One warning strike follows the next, and traffic is particularly affected.
On Monday it hits the capital airport.
But: That could not have been all this spring.
Berlin – No passenger flights will take off from Berlin-Brandenburg Airport on Monday due to a warning strike.
The Verdi trade union has called on employees in the aviation security area, in passenger control and in personnel and goods control to stop working from 3.30 a.m. until midnight.
The airport then announced on Saturday that no passenger flight would be able to depart from BER.
Arrivals could also be affected, the respective airline decides on this, said an airport spokesman.
Passengers are called upon to obtain regular information from the airlines about their trips over the next few days.
The warning strike at the capital's airport joins a long list of work stoppages, especially in traffic, in recent weeks.
Only on Thursday and Friday were there warning strikes at the airports in Düsseldorf, Cologne/Bonn and Hamburg, and on Friday also at the airports in Stuttgart and Karlsruhe/Baden-Baden.
The warning strikes led to numerous flight cancellations, affecting tens of thousands of people.
There was still a strike at Baden Airport on Saturday.
Rail traffic also stood still for hours on Friday morning because the collective bargaining between the railway and transport union EVG and 50 railway companies is stalling.
The union had called for a walkout for eight hours to increase the pressure on employers before the next negotiations.
The next talks between the EVG and Deutsche Bahn are scheduled for Tuesday - but a solution to the wage conflict is considered extremely unlikely.
The EVG has already threatened that there could be further warning strikes.
The background to the airport warning strikes on Thursday, Friday and Monday are negotiations on surcharges for night, Saturday, Sunday and public holiday work as well as regulations on overtime pay for security and service staff.
Talks have been going on between Verdi and the Federal Association of Aviation Security Companies (BDLS) for some time.
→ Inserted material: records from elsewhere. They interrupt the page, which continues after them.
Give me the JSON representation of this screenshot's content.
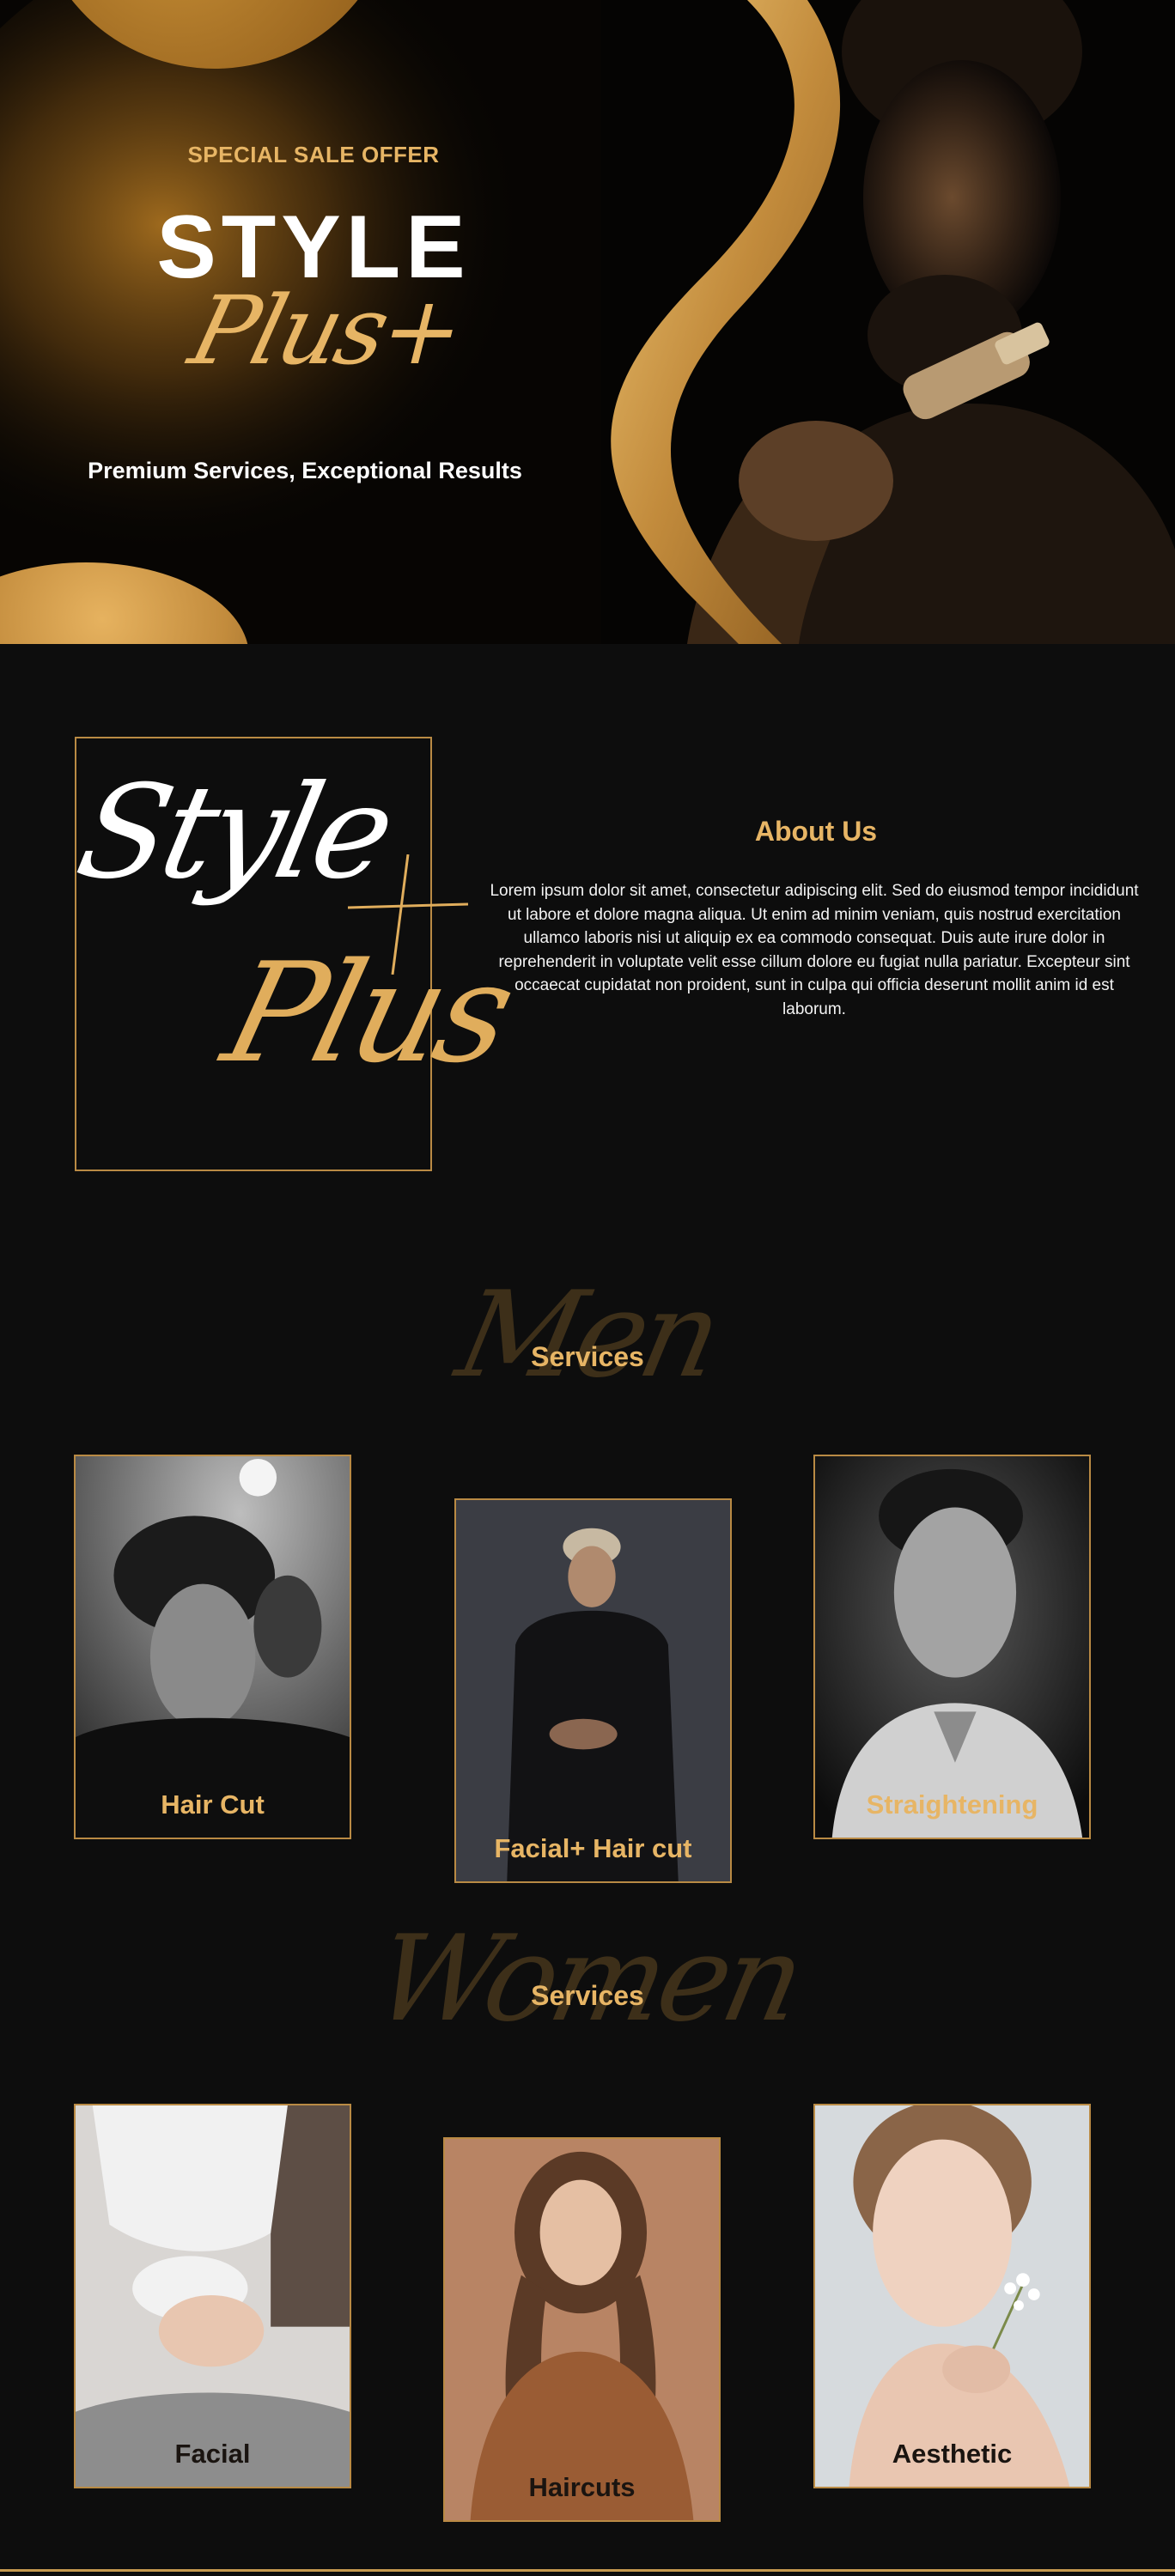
{
  "hero": {
    "sale_label": "SPECIAL SALE OFFER",
    "brand_main": "STYLE",
    "brand_script": "Plus+",
    "tagline": "Premium Services, Exceptional Results"
  },
  "about": {
    "logo_word_1": "Style",
    "logo_word_2": "Plus",
    "title": "About Us",
    "body": "Lorem ipsum dolor sit amet, consectetur adipiscing elit. Sed do eiusmod tempor incididunt ut labore et dolore magna aliqua. Ut enim ad minim veniam, quis nostrud exercitation ullamco laboris nisi ut aliquip ex ea commodo consequat. Duis aute irure dolor in reprehenderit in voluptate velit esse cillum dolore eu fugiat nulla pariatur. Excepteur sint occaecat cupidatat non proident, sunt in culpa qui officia deserunt mollit anim id est laborum."
  },
  "men": {
    "script": "Men",
    "heading": "Services",
    "cards": [
      {
        "label": "Hair Cut"
      },
      {
        "label": "Facial+ Hair cut"
      },
      {
        "label": "Straightening"
      }
    ]
  },
  "women": {
    "script": "Women",
    "heading": "Services",
    "cards": [
      {
        "label": "Facial"
      },
      {
        "label": "Haircuts"
      },
      {
        "label": "Aesthetic"
      }
    ]
  },
  "colors": {
    "accent_gold": "#e7b565",
    "frame_gold": "#b98a44",
    "background": "#0d0d0d"
  }
}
"We once again urge the BDLS to submit a negotiable offer on April 27th and 28th and not to play for time, otherwise there is a risk of further strikes in air traffic in May and at Pentecost," said Wolfgang Pieper from the Verdi am union Saturday according to notification.
The airport association ADV appealed to the collective bargaining partners to seek an agreement at the negotiating table.
"An all-day strike that isolates the capital's airport from international air traffic has long since had nothing to do with a warning strike," the association said in a statement.
Due to the short-notice announcement, the passengers affected hardly had a chance to “look for alternative travel options”.
Third major warning strike at BER
It is the third major warning strike this year at Berlin-Brandenburg Airport.
As early as March 13, a work stoppage prevented all departures, the background at that time was also the negotiations about surcharges for security personnel.
During a warning strike on January 25, Verdi paralyzed all commercial air traffic.
At that time, employees of the airport company and the ground handling services went down with the security personnel.
In the meantime, collective agreements have been concluded for these two groups.
At the airports in Düsseldorf and Cologne/Bonn, operations were almost normal again on Saturday after the two days of warning strikes.
The online portals of both airports showed largely normal operations for departures and arrivals on Saturday morning.
In Cologne/Bonn, however, 38 of a total of 198 passenger flights planned for this Saturday had been canceled or diverted by the airlines as a result of the warning strike.
Hamburg Airport was expecting an increased number of passengers for Saturday - due to rebooking and rescheduling by the airlines, there were more take-offs and landings than originally planned.
Rail traffic ran smoothly again.
Traffic has also been resumed in an orderly manner in freight traffic, but it usually takes a little longer there for the backlog to be completely resolved, said a DB spokeswoman.